This component will be implemented with appropriate planning, preparation, stakeholder involvement, and monitoring. A Gully Rapid Action for Slope Stabilization (GRASS) Facility is proposed to address the many emergency situations in existing gully propagation that pose immediate threats to lives, livelihoods, and critical infrastructure. Investment priorities for the GRASS facility will be informed by a rigorous typology of erosion problems. In addition, the component would support communities and local agencies to stem rills and incipient gullies in their early stages of formation, and address constraints to collective action.
Component 2: Institutional development and information systems for erosion management and watershed planning
This component would address longer-term sustainability by strengthening the enabling environment to address erosion and watershed degradation problems in a comprehensive manner across sectors and States. The component would support modernization and coordination of the many institutions involved in planning, management, assessment, enforcement, and monitoring of watershed and erosion related activities from sub-watershed to basin scales. To reinforce good design and prioritization of investment, the component would also support improvements in the policy environment, data modernization, development and application of analytical and monitoring tools, and diagnoses of watershed problems. The component would tentatively finance:
- Development of watershed action plans and monitoring arrangements based on analytical and stakeholder input including land use/land cover mapping.
- Development of coordination mechanisms for multi-sector and multi-scale planning, joint approaches; enabling policies, regulations, and by-laws; and harmonized guidelines for improved land and water management across actors at Federal and State levels;

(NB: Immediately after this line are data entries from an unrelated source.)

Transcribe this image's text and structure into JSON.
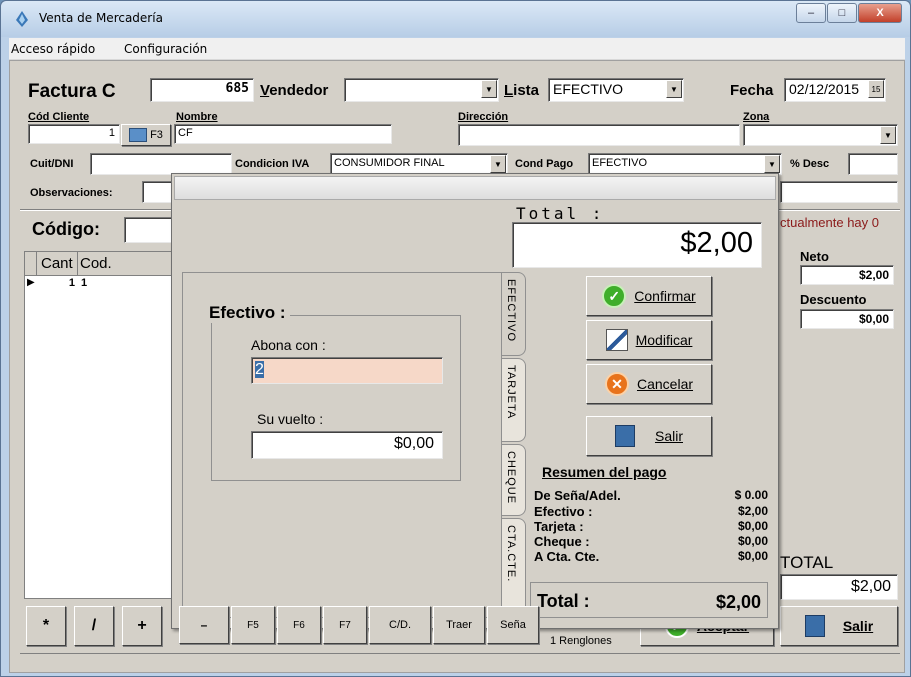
{
  "window": {
    "title": "Venta de Mercadería",
    "min": "–",
    "max": "□",
    "close": "X"
  },
  "menu": {
    "items": [
      "Acceso rápido",
      "Configuración"
    ]
  },
  "header": {
    "factura_label": "Factura C",
    "factura_num": "685",
    "vendedor_label": "Vendedor",
    "vendedor_value": "",
    "lista_label": "Lista",
    "lista_value": "EFECTIVO",
    "fecha_label": "Fecha",
    "fecha_value": "02/12/2015",
    "cal_icon_text": "15"
  },
  "client": {
    "cod_cliente_label": "Cód Cliente",
    "cod_cliente_value": "1",
    "f3_label": "F3",
    "nombre_label": "Nombre",
    "nombre_value": "CF",
    "direccion_label": "Dirección",
    "direccion_value": "",
    "zona_label": "Zona",
    "zona_value": "",
    "cuit_label": "Cuit/DNI",
    "cuit_value": "",
    "cond_iva_label": "Condicion IVA",
    "cond_iva_value": "CONSUMIDOR FINAL",
    "cond_pago_label": "Cond Pago",
    "cond_pago_value": "EFECTIVO",
    "desc_label": "% Desc",
    "desc_value": "",
    "obs_label": "Observaciones:",
    "obs_value": ""
  },
  "codigo": {
    "label": "Código:",
    "value": ""
  },
  "grid": {
    "headers": [
      "Cant",
      "Cod."
    ],
    "rows": [
      {
        "cant": "1",
        "cod": "1"
      }
    ]
  },
  "right_panel": {
    "stock_msg": "ctualmente hay 0",
    "neto_label": "Neto",
    "neto_value": "$2,00",
    "descuento_label": "Descuento",
    "descuento_value": "$0,00",
    "total_label": "TOTAL",
    "total_value": "$2,00",
    "salir_label": "Salir",
    "aceptar_label": "Aceptar",
    "renglones": "1 Renglones"
  },
  "bottom_buttons": [
    "*",
    "/",
    "+",
    "–",
    "F5",
    "F6",
    "F7",
    "C/D.",
    "Traer",
    "Seña"
  ],
  "payment_dialog": {
    "total_label": "Total :",
    "total_amount": "$2,00",
    "tabs": [
      "EFECTIVO",
      "TARJETA",
      "CHEQUE",
      "CTA.CTE."
    ],
    "efectivo_title": "Efectivo :",
    "abona_label": "Abona con :",
    "abona_value": "2",
    "vuelto_label": "Su vuelto :",
    "vuelto_value": "$0,00",
    "buttons": {
      "confirmar": "Confirmar",
      "modificar": "Modificar",
      "cancelar": "Cancelar",
      "salir": "Salir"
    },
    "resumen_title": "Resumen del pago",
    "resumen": [
      {
        "label": "De Seña/Adel.",
        "value": "$ 0.00"
      },
      {
        "label": "Efectivo :",
        "value": "$2,00"
      },
      {
        "label": "Tarjeta :",
        "value": "$0,00"
      },
      {
        "label": "Cheque :",
        "value": "$0,00"
      },
      {
        "label": "A Cta. Cte.",
        "value": "$0,00"
      }
    ],
    "final_total_label": "Total :",
    "final_total_value": "$2,00"
  },
  "colors": {
    "accent_red": "#8b1a1a",
    "titlebar": "#bcd1e8",
    "form_bg": "#d4d0c8",
    "abona_bg": "#f6d8c8"
  }
}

- Strengthening of regulatory compliance, environmental assessments, and contract management related to erosion management at Federal and State levels; and Establishment of a comprehensive Dynamic Information System as well as other analytical, data, ICT, and monitoring tools that would support planning, prioritization, outreach, and management of investment activities. These could include real time land/water data networks; innovative use of ICT, remote sensing and use of Geographic Information Systems.
- Training to modernize federal and state institutions, coupled with outreach activities
- Establishment of an innovation facility to pilot possible payments for environmental services, investment competitions, innovation fairs, and other events.
Component 3: Project management
This component would aim to support the government at Federal and State levels to implement this project. This will include support for project management, including fiduciary aspects (procurement, financial management, environmental and social safeguards), project M&E, strategic communications, and documentation. In particular, a strong monitoring and learning framework will be set up to learn from past and ongoing interventions for adaptive management all through the process of project planning, implementation, and evaluation.